Winter Sports Injury Prevention
More than 246,000 people were treated at hospitals, doctors' offices, and emergency rooms for injuries related to winter sports in 2015, according to the U.S. Consumer Product Safety Commission.
- 88,000 injuries from snow skiing
- 61,000 injuries from snowboarding
- 50,000 injuries from ice skating
- 47,000 injuries from sledding, tobogganing, and snow tubing
Common winter sports injuries include sprains, strains, dislocations, and fractures. Many of these injuries happen at the end of the day, when people overexert themselves to finish that one last run before the day's end. A majority of these injuries can easily be prevented if participants prepare for their sport by keeping in good physical condition, staying alert, and stopping when they are tired or in pain.
There are many things you can do to help prevent injury during favorite winter activities.
- Never participate alone in a winter sport.
- Keep in shape and condition muscles before participating in winter activities.
- Warm up thoroughly before playing or participating.
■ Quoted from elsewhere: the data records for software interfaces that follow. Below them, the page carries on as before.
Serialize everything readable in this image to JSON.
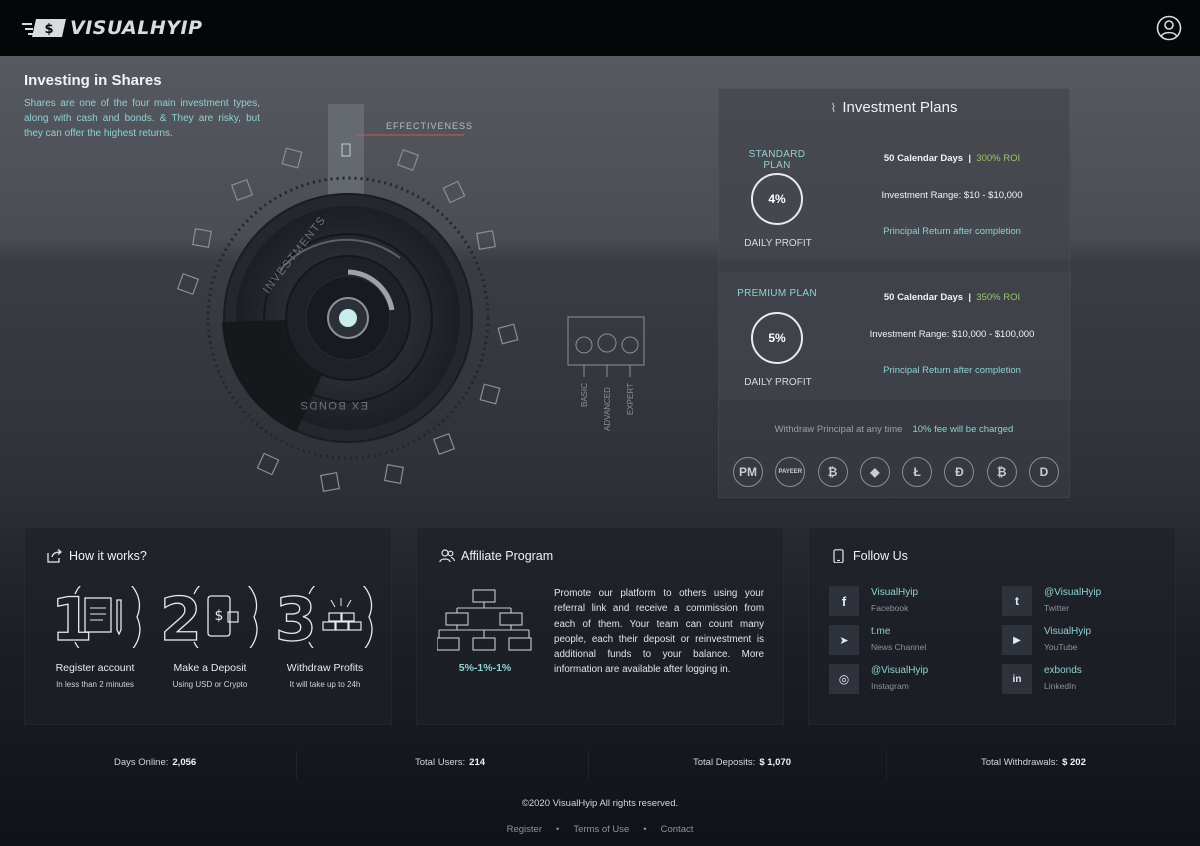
{
  "header": {
    "brand": "VISUALHYIP",
    "logo_mark_text": "$"
  },
  "hero": {
    "title": "Investing in Shares",
    "text": "Shares are one of the four main investment types, along with cash and bonds. & They are risky, but they can offer the highest returns.",
    "effectiveness_label": "EFFECTIVENESS",
    "ring_labels": [
      "INVESTMENTS",
      "EX BONDS"
    ],
    "levels": [
      "BASIC",
      "ADVANCED",
      "EXPERT"
    ]
  },
  "plans": {
    "title": "Investment Plans",
    "items": [
      {
        "name": "STANDARD PLAN",
        "daily_rate": "4%",
        "daily_label": "DAILY PROFIT",
        "days": "50 Calendar Days",
        "roi": "300% ROI",
        "range": "Investment Range: $10 - $10,000",
        "return_note": "Principal Return after completion"
      },
      {
        "name": "PREMIUM PLAN",
        "daily_rate": "5%",
        "daily_label": "DAILY PROFIT",
        "days": "50 Calendar Days",
        "roi": "350% ROI",
        "range": "Investment Range: $10,000 - $100,000",
        "return_note": "Principal Return after completion"
      }
    ],
    "withdraw_note": "Withdraw Principal at any time",
    "fee_note": "10% fee will be charged",
    "payment_icons": [
      {
        "name": "perfect-money-icon",
        "glyph": "PM"
      },
      {
        "name": "payeer-icon",
        "glyph": "PAYEER"
      },
      {
        "name": "bitcoin-icon",
        "glyph": "₿"
      },
      {
        "name": "ethereum-icon",
        "glyph": "◆"
      },
      {
        "name": "litecoin-icon",
        "glyph": "Ł"
      },
      {
        "name": "dogecoin-icon",
        "glyph": "Ð"
      },
      {
        "name": "bitcoin-cash-icon",
        "glyph": "₿"
      },
      {
        "name": "dash-icon",
        "glyph": "D"
      }
    ]
  },
  "how": {
    "title": "How it works?",
    "steps": [
      {
        "number": "1",
        "label": "Register account",
        "sub": "In less than 2 minutes"
      },
      {
        "number": "2",
        "label": "Make a Deposit",
        "sub": "Using USD or Crypto"
      },
      {
        "number": "3",
        "label": "Withdraw Profits",
        "sub": "It will take up to 24h"
      }
    ]
  },
  "affiliate": {
    "title": "Affiliate Program",
    "rates": "5%-1%-1%",
    "text": "Promote our platform to others using your referral link and receive a commission from each of them. Your team can count many people, each their deposit or reinvestment is additional funds to your balance. More information are available after logging in."
  },
  "follow": {
    "title": "Follow Us",
    "items": [
      {
        "name": "VisualHyip",
        "network": "Facebook",
        "glyph": "f"
      },
      {
        "name": "@VisualHyip",
        "network": "Twitter",
        "glyph": "t"
      },
      {
        "name": "t.me",
        "network": "News Channel",
        "glyph": "➤"
      },
      {
        "name": "VisualHyip",
        "network": "YouTube",
        "glyph": "▶"
      },
      {
        "name": "@VisualHyip",
        "network": "Instagram",
        "glyph": "◎"
      },
      {
        "name": "exbonds",
        "network": "LinkedIn",
        "glyph": "in"
      }
    ]
  },
  "stats": {
    "days_label": "Days Online:",
    "days_value": "2,056",
    "users_label": "Total Users:",
    "users_value": "214",
    "deposits_label": "Total Deposits:",
    "deposits_value": "$ 1,070",
    "withdrawals_label": "Total Withdrawals:",
    "withdrawals_value": "$ 202"
  },
  "footer": {
    "copyright": "©2020 VisualHyip All rights reserved.",
    "links": [
      "Register",
      "Terms of Use",
      "Contact"
    ]
  },
  "colors": {
    "accent_teal": "#8fd2d2",
    "roi_green": "#9bc46c",
    "header_bg": "#050608"
  }
}
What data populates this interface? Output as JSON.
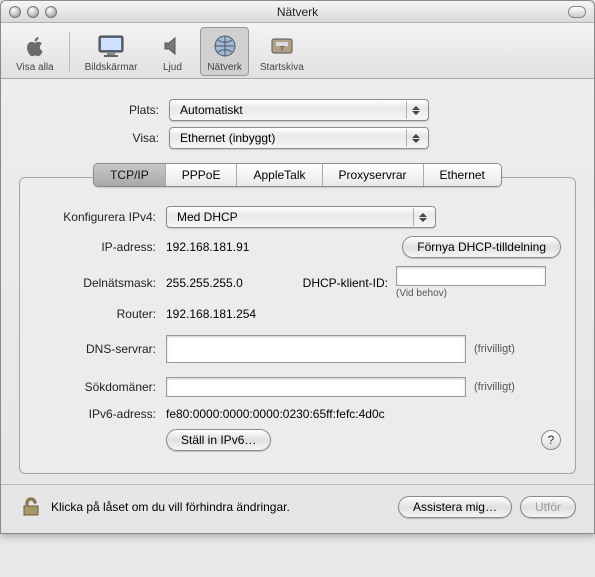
{
  "window": {
    "title": "Nätverk"
  },
  "toolbar": {
    "items": [
      {
        "label": "Visa alla"
      },
      {
        "label": "Bildskärmar"
      },
      {
        "label": "Ljud"
      },
      {
        "label": "Nätverk"
      },
      {
        "label": "Startskiva"
      }
    ]
  },
  "top": {
    "location_label": "Plats:",
    "location_value": "Automatiskt",
    "show_label": "Visa:",
    "show_value": "Ethernet (inbyggt)"
  },
  "tabs": {
    "items": [
      "TCP/IP",
      "PPPoE",
      "AppleTalk",
      "Proxyservrar",
      "Ethernet"
    ],
    "active_index": 0
  },
  "pane": {
    "configure_label": "Konfigurera IPv4:",
    "configure_value": "Med DHCP",
    "ip_label": "IP-adress:",
    "ip_value": "192.168.181.91",
    "renew_button": "Förnya DHCP-tilldelning",
    "subnet_label": "Delnätsmask:",
    "subnet_value": "255.255.255.0",
    "client_id_label": "DHCP-klient-ID:",
    "client_id_value": "",
    "client_id_hint": "(Vid behov)",
    "router_label": "Router:",
    "router_value": "192.168.181.254",
    "dns_label": "DNS-servrar:",
    "dns_value": "",
    "search_label": "Sökdomäner:",
    "search_value": "",
    "optional": "(frivilligt)",
    "ipv6addr_label": "IPv6-adress:",
    "ipv6addr_value": "fe80:0000:0000:0000:0230:65ff:fefc:4d0c",
    "ipv6_button": "Ställ in IPv6…",
    "help": "?"
  },
  "footer": {
    "lock_text": "Klicka på låset om du vill förhindra ändringar.",
    "assist_button": "Assistera mig…",
    "apply_button": "Utför"
  }
}
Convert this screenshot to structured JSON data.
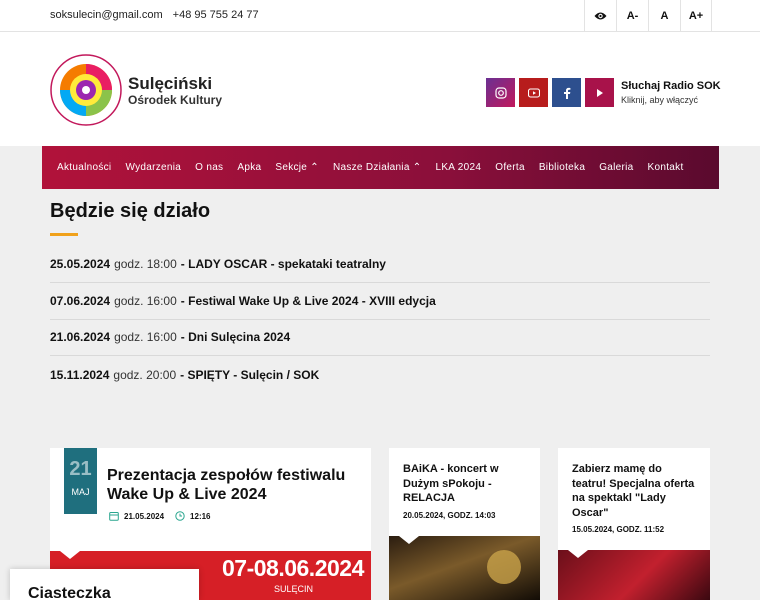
{
  "topbar": {
    "email": "soksulecin@gmail.com",
    "phone": "+48 95 755 24 77",
    "font_small": "A-",
    "font_normal": "A",
    "font_large": "A+"
  },
  "brand": {
    "line1": "Sulęciński",
    "line2": "Ośrodek Kultury"
  },
  "radio": {
    "title": "Słuchaj Radio SOK",
    "subtitle": "Kliknij, aby włączyć"
  },
  "nav": [
    "Aktualności",
    "Wydarzenia",
    "O nas",
    "Apka",
    "Sekcje ⌃",
    "Nasze Działania ⌃",
    "LKA 2024",
    "Oferta",
    "Biblioteka",
    "Galeria",
    "Kontakt"
  ],
  "events": {
    "heading": "Będzie się działo",
    "items": [
      {
        "date": "25.05.2024",
        "time": "godz. 18:00",
        "title": "- LADY OSCAR - spekataki teatralny"
      },
      {
        "date": "07.06.2024",
        "time": "godz. 16:00",
        "title": "- Festiwal Wake Up & Live 2024 - XVIII edycja"
      },
      {
        "date": "21.06.2024",
        "time": "godz. 16:00",
        "title": "- Dni Sulęcina 2024"
      },
      {
        "date": "15.11.2024",
        "time": "godz. 20:00",
        "title": "- SPIĘTY - Sulęcin / SOK"
      }
    ]
  },
  "featured": {
    "day": "21",
    "month": "MAJ",
    "title": "Prezentacja zespołów festiwalu Wake Up & Live 2024",
    "date": "21.05.2024",
    "time": "12:16",
    "banner": "07-08.06.2024",
    "banner_place": "SULĘCIN"
  },
  "cards": [
    {
      "title": "BAiKA - koncert w Dużym sPokoju - RELACJA",
      "meta": "20.05.2024, GODZ. 14:03"
    },
    {
      "title": "Zabierz mamę do teatru! Specjalna oferta na spektakl \"Lady Oscar\"",
      "meta": "15.05.2024, GODZ. 11:52"
    }
  ],
  "cookie": {
    "title": "Ciasteczka"
  },
  "colors": {
    "accent": "#f0a11b",
    "nav_start": "#b1123a",
    "nav_end": "#5a0a2e",
    "date_box": "#1f6f7e"
  }
}
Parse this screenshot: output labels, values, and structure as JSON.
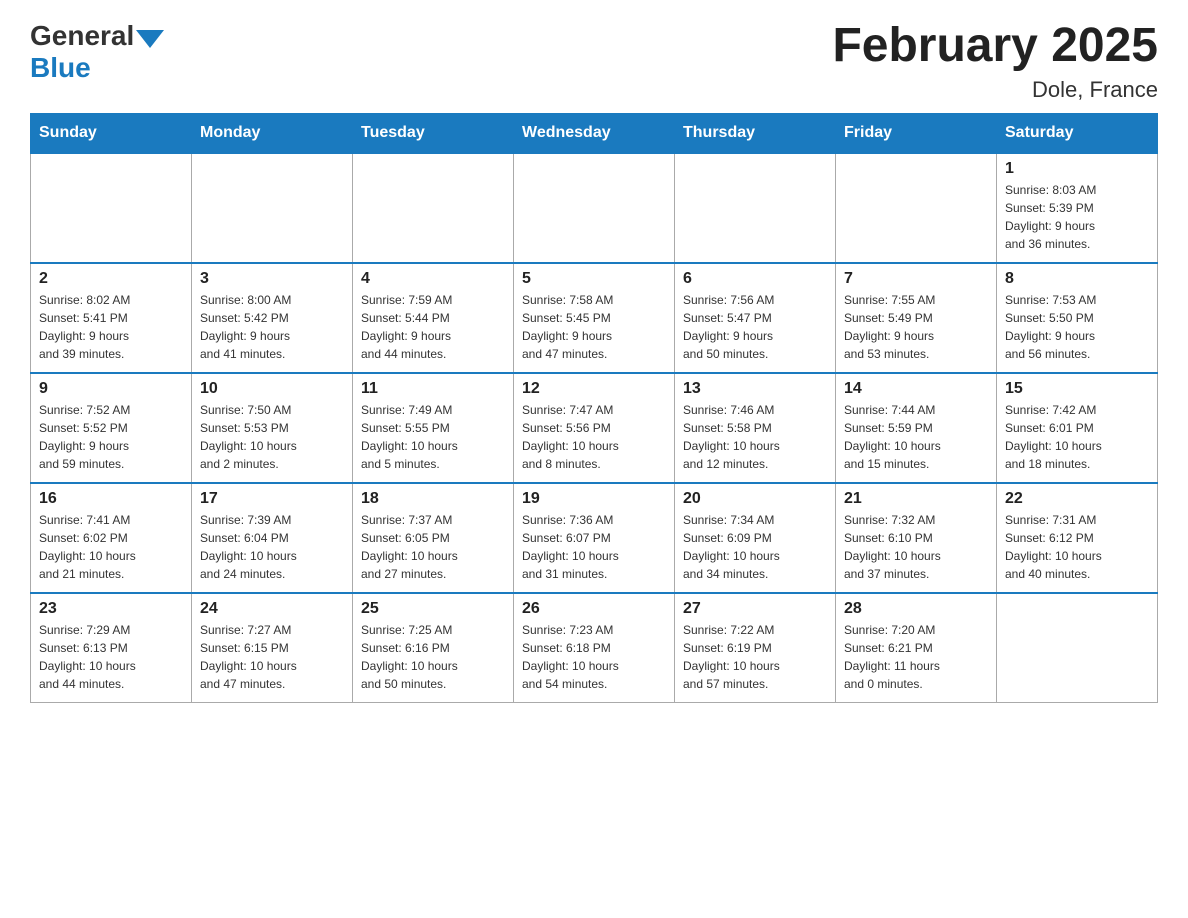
{
  "header": {
    "logo_general": "General",
    "logo_blue": "Blue",
    "title": "February 2025",
    "location": "Dole, France"
  },
  "days_of_week": [
    "Sunday",
    "Monday",
    "Tuesday",
    "Wednesday",
    "Thursday",
    "Friday",
    "Saturday"
  ],
  "weeks": [
    {
      "days": [
        {
          "number": "",
          "info": ""
        },
        {
          "number": "",
          "info": ""
        },
        {
          "number": "",
          "info": ""
        },
        {
          "number": "",
          "info": ""
        },
        {
          "number": "",
          "info": ""
        },
        {
          "number": "",
          "info": ""
        },
        {
          "number": "1",
          "info": "Sunrise: 8:03 AM\nSunset: 5:39 PM\nDaylight: 9 hours\nand 36 minutes."
        }
      ]
    },
    {
      "days": [
        {
          "number": "2",
          "info": "Sunrise: 8:02 AM\nSunset: 5:41 PM\nDaylight: 9 hours\nand 39 minutes."
        },
        {
          "number": "3",
          "info": "Sunrise: 8:00 AM\nSunset: 5:42 PM\nDaylight: 9 hours\nand 41 minutes."
        },
        {
          "number": "4",
          "info": "Sunrise: 7:59 AM\nSunset: 5:44 PM\nDaylight: 9 hours\nand 44 minutes."
        },
        {
          "number": "5",
          "info": "Sunrise: 7:58 AM\nSunset: 5:45 PM\nDaylight: 9 hours\nand 47 minutes."
        },
        {
          "number": "6",
          "info": "Sunrise: 7:56 AM\nSunset: 5:47 PM\nDaylight: 9 hours\nand 50 minutes."
        },
        {
          "number": "7",
          "info": "Sunrise: 7:55 AM\nSunset: 5:49 PM\nDaylight: 9 hours\nand 53 minutes."
        },
        {
          "number": "8",
          "info": "Sunrise: 7:53 AM\nSunset: 5:50 PM\nDaylight: 9 hours\nand 56 minutes."
        }
      ]
    },
    {
      "days": [
        {
          "number": "9",
          "info": "Sunrise: 7:52 AM\nSunset: 5:52 PM\nDaylight: 9 hours\nand 59 minutes."
        },
        {
          "number": "10",
          "info": "Sunrise: 7:50 AM\nSunset: 5:53 PM\nDaylight: 10 hours\nand 2 minutes."
        },
        {
          "number": "11",
          "info": "Sunrise: 7:49 AM\nSunset: 5:55 PM\nDaylight: 10 hours\nand 5 minutes."
        },
        {
          "number": "12",
          "info": "Sunrise: 7:47 AM\nSunset: 5:56 PM\nDaylight: 10 hours\nand 8 minutes."
        },
        {
          "number": "13",
          "info": "Sunrise: 7:46 AM\nSunset: 5:58 PM\nDaylight: 10 hours\nand 12 minutes."
        },
        {
          "number": "14",
          "info": "Sunrise: 7:44 AM\nSunset: 5:59 PM\nDaylight: 10 hours\nand 15 minutes."
        },
        {
          "number": "15",
          "info": "Sunrise: 7:42 AM\nSunset: 6:01 PM\nDaylight: 10 hours\nand 18 minutes."
        }
      ]
    },
    {
      "days": [
        {
          "number": "16",
          "info": "Sunrise: 7:41 AM\nSunset: 6:02 PM\nDaylight: 10 hours\nand 21 minutes."
        },
        {
          "number": "17",
          "info": "Sunrise: 7:39 AM\nSunset: 6:04 PM\nDaylight: 10 hours\nand 24 minutes."
        },
        {
          "number": "18",
          "info": "Sunrise: 7:37 AM\nSunset: 6:05 PM\nDaylight: 10 hours\nand 27 minutes."
        },
        {
          "number": "19",
          "info": "Sunrise: 7:36 AM\nSunset: 6:07 PM\nDaylight: 10 hours\nand 31 minutes."
        },
        {
          "number": "20",
          "info": "Sunrise: 7:34 AM\nSunset: 6:09 PM\nDaylight: 10 hours\nand 34 minutes."
        },
        {
          "number": "21",
          "info": "Sunrise: 7:32 AM\nSunset: 6:10 PM\nDaylight: 10 hours\nand 37 minutes."
        },
        {
          "number": "22",
          "info": "Sunrise: 7:31 AM\nSunset: 6:12 PM\nDaylight: 10 hours\nand 40 minutes."
        }
      ]
    },
    {
      "days": [
        {
          "number": "23",
          "info": "Sunrise: 7:29 AM\nSunset: 6:13 PM\nDaylight: 10 hours\nand 44 minutes."
        },
        {
          "number": "24",
          "info": "Sunrise: 7:27 AM\nSunset: 6:15 PM\nDaylight: 10 hours\nand 47 minutes."
        },
        {
          "number": "25",
          "info": "Sunrise: 7:25 AM\nSunset: 6:16 PM\nDaylight: 10 hours\nand 50 minutes."
        },
        {
          "number": "26",
          "info": "Sunrise: 7:23 AM\nSunset: 6:18 PM\nDaylight: 10 hours\nand 54 minutes."
        },
        {
          "number": "27",
          "info": "Sunrise: 7:22 AM\nSunset: 6:19 PM\nDaylight: 10 hours\nand 57 minutes."
        },
        {
          "number": "28",
          "info": "Sunrise: 7:20 AM\nSunset: 6:21 PM\nDaylight: 11 hours\nand 0 minutes."
        },
        {
          "number": "",
          "info": ""
        }
      ]
    }
  ]
}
Cold muscles, tendons, and ligaments are vulnerable to injury.
- Wear appropriate protective gear, including goggles, helmets, gloves and padding.
- Check that equipment is working properly prior to use.
- Wear several layers of light, loose and water- and wind-resistant clothing for warmth and protection. Layering allows you to accommodate your body's constantly changing temperature. Wear proper footwear that provides warmth and dryness, as well as ample ankle support.
- Know and abide by all rules of the sport in which you are participating.
- Take a lesson (or several) from a qualified instructor, especially in sports like skiing and snowboarding. Learning how to fall correctly and safely can reduce the risk of injury.
- Pay attention to warnings about upcoming storms and severe drops in temperature.
- Seek shelter and medical attention immediately if you, or anyone with you, is experiencing hypothermia or frostbite. Make sure everyone is aware of proper procedures for getting help, if injuries occur.
- Drink plenty of water before, during, and after activities.
- Avoid participating in sports when you are in pain or exhausted.
AAOS does not endorse any treatments, procedures, products, or physicians referenced herein. This information is provided as an educational service and is not intended to serve as medical advice. Anyone seeking specific orthopaedic advice or assistance should consult his or her orthopaedic surgeon, or locate one in your area through the AAOS Find an Orthopaedist program on this website.